I.AM.NOT.A.ROBOT is an artwork and social-marketing campaign to encourage more people to consider becoming a foster carer, conceived and designed by five young people aged 12 to 17 who are currently in care.
They worked with professional artists and University students over the holidays to train as artists and curators, and to develop their ideas for the show. During that time the group developed their artistic skills; focused on audience motivation and engagement; and researched work in other art spaces across the UK including Peninsula Arts, RAMM Museum Exeter, and the Southbank Centre.
The project is a partnership between the Plymouth City Council, local arts charity Effervescent, The Big Lottery Fund, Arts Council England and Plymouth University. The children and young people worked under the guidance and tutelage of professional artists.
I.AM.NOT.A.ROBOT was an immersive art installation consisting of 60 customised interactive robots, each representing an individual child in care. Visitors have been reading stories to the robots and donate hugs through interactive window technology, every hour they sing before they go off to sleep. In the gallery, ‘The bureau of fluff’ took over 100 applications from visitors to foster a robot and families have been uploading photos and uploading as part of a social media campaign. The young people wanted audiences to know that children in care are all individuals with different stories, hopes, dreams and needs. They all have very different reasons why they need a stable and safe care placement and that it is really important that there are enough foster parents in the system so that children can be placed with the right person or people for them, so that they can flourish, have exciting and inspiring experiences, and grow to their full potential.
The project also gave the children and young people the opportunity to develop skills in design, programming, marketing, creativity and arts and working within a team; develop confidence but also have fun; and engage with the service and promote the need to recruit foster carers to the wider community. Through the project the council promoted the service in an innovative way that resonates with a wider audience; worked with partners in finding new ways to grow the service and improve outcomes for children; promoted the service via engagement across multiple channels; promoted the idea that local people can get involved in the foster care community in different ways; and gave looked after children a platform to express themselves in a creative way.

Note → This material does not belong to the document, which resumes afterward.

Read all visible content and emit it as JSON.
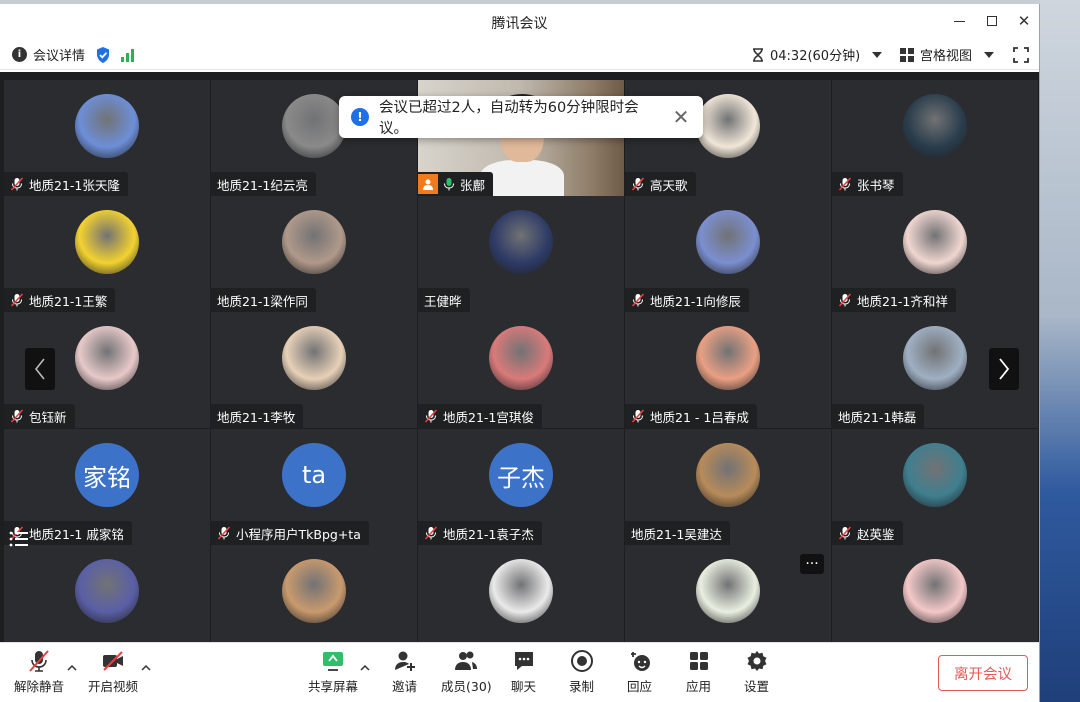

The project opened to fantastic reviews as part of the Plymouth Art Weekender in September and continues to run at the Radiant Gallery, Plymouth.